= Beginning of Section =

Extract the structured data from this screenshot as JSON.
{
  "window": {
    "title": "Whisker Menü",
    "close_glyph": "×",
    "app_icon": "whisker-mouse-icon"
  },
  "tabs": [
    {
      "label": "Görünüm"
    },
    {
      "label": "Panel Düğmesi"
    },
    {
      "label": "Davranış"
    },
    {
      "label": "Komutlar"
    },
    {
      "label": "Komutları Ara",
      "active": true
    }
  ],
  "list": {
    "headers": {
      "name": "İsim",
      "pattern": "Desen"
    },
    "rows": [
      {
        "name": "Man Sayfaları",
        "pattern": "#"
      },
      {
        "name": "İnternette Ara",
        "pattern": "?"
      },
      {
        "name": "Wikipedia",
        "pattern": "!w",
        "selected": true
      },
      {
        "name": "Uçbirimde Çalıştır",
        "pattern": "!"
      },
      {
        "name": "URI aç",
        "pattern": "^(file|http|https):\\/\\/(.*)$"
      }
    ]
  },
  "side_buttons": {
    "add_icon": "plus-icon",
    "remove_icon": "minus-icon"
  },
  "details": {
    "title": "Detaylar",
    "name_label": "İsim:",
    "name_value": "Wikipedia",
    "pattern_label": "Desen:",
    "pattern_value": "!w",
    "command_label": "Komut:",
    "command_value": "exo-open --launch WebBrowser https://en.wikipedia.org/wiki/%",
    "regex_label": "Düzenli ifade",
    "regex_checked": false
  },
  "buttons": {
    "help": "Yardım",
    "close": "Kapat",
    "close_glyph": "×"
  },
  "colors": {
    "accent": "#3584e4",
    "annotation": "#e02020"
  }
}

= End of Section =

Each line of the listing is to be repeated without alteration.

(Response area)
Extract the structured data from this screenshot as JSON.
{
  "window": {
    "title": "Whisker Menü",
    "close_glyph": "×",
    "app_icon": "whisker-mouse-icon"
  },
  "tabs": [
    {
      "label": "Görünüm"
    },
    {
      "label": "Panel Düğmesi"
    },
    {
      "label": "Davranış"
    },
    {
      "label": "Komutlar"
    },
    {
      "label": "Komutları Ara",
      "active": true
    }
  ],
  "list": {
    "headers": {
      "name": "İsim",
      "pattern": "Desen"
    },
    "rows": [
      {
        "name": "Man Sayfaları",
        "pattern": "#"
      },
      {
        "name": "İnternette Ara",
        "pattern": "?"
      },
      {
        "name": "Wikipedia",
        "pattern": "!w",
        "selected": true
      },
      {
        "name": "Uçbirimde Çalıştır",
        "pattern": "!"
      },
      {
        "name": "URI aç",
        "pattern": "^(file|http|https):\\/\\/(.*)$"
      }
    ]
  },
  "side_buttons": {
    "add_icon": "plus-icon",
    "remove_icon": "minus-icon"
  },
  "details": {
    "title": "Detaylar",
    "name_label": "İsim:",
    "name_value": "Wikipedia",
    "pattern_label": "Desen:",
    "pattern_value": "!w",
    "command_label": "Komut:",
    "command_value": "exo-open --launch WebBrowser https://en.wikipedia.org/wiki/%",
    "regex_label": "Düzenli ifade",
    "regex_checked": false
  },
  "buttons": {
    "help": "Yardım",
    "close": "Kapat",
    "close_glyph": "×"
  },
  "colors": {
    "accent": "#3584e4",
    "annotation": "#e02020"
  }
}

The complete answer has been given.